Data about app and page elements:
%%

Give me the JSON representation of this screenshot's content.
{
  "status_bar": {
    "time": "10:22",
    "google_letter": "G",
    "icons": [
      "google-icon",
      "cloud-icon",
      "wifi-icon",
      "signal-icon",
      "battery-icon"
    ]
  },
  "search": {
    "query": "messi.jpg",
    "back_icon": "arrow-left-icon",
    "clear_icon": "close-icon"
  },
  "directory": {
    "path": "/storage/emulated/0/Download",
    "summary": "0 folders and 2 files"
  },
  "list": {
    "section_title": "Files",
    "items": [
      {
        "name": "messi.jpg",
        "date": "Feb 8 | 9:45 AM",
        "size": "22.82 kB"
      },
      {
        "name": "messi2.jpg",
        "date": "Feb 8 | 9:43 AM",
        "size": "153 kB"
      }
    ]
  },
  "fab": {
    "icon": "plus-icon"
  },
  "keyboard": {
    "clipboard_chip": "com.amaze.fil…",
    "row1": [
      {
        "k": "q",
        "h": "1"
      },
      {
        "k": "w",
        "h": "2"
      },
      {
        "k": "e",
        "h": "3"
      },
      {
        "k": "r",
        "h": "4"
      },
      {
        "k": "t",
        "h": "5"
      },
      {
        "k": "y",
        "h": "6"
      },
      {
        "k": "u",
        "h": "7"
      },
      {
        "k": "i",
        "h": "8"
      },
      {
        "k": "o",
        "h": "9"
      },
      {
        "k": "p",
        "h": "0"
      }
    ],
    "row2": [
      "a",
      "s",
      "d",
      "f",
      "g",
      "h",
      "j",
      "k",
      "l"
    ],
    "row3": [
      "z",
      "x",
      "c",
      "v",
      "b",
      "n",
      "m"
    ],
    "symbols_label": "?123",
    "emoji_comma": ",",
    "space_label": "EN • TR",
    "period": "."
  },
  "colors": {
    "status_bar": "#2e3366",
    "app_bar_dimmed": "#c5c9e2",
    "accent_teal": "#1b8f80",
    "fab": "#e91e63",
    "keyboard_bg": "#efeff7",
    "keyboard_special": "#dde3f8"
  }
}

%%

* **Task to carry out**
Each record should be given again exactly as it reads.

* **Exercise output**
Give me the JSON representation of this screenshot's content.
{
  "status_bar": {
    "time": "10:22",
    "google_letter": "G",
    "icons": [
      "google-icon",
      "cloud-icon",
      "wifi-icon",
      "signal-icon",
      "battery-icon"
    ]
  },
  "search": {
    "query": "messi.jpg",
    "back_icon": "arrow-left-icon",
    "clear_icon": "close-icon"
  },
  "directory": {
    "path": "/storage/emulated/0/Download",
    "summary": "0 folders and 2 files"
  },
  "list": {
    "section_title": "Files",
    "items": [
      {
        "name": "messi.jpg",
        "date": "Feb 8 | 9:45 AM",
        "size": "22.82 kB"
      },
      {
        "name": "messi2.jpg",
        "date": "Feb 8 | 9:43 AM",
        "size": "153 kB"
      }
    ]
  },
  "fab": {
    "icon": "plus-icon"
  },
  "keyboard": {
    "clipboard_chip": "com.amaze.fil…",
    "row1": [
      {
        "k": "q",
        "h": "1"
      },
      {
        "k": "w",
        "h": "2"
      },
      {
        "k": "e",
        "h": "3"
      },
      {
        "k": "r",
        "h": "4"
      },
      {
        "k": "t",
        "h": "5"
      },
      {
        "k": "y",
        "h": "6"
      },
      {
        "k": "u",
        "h": "7"
      },
      {
        "k": "i",
        "h": "8"
      },
      {
        "k": "o",
        "h": "9"
      },
      {
        "k": "p",
        "h": "0"
      }
    ],
    "row2": [
      "a",
      "s",
      "d",
      "f",
      "g",
      "h",
      "j",
      "k",
      "l"
    ],
    "row3": [
      "z",
      "x",
      "c",
      "v",
      "b",
      "n",
      "m"
    ],
    "symbols_label": "?123",
    "emoji_comma": ",",
    "space_label": "EN • TR",
    "period": "."
  },
  "colors": {
    "status_bar": "#2e3366",
    "app_bar_dimmed": "#c5c9e2",
    "accent_teal": "#1b8f80",
    "fab": "#e91e63",
    "keyboard_bg": "#efeff7",
    "keyboard_special": "#dde3f8"
  }
}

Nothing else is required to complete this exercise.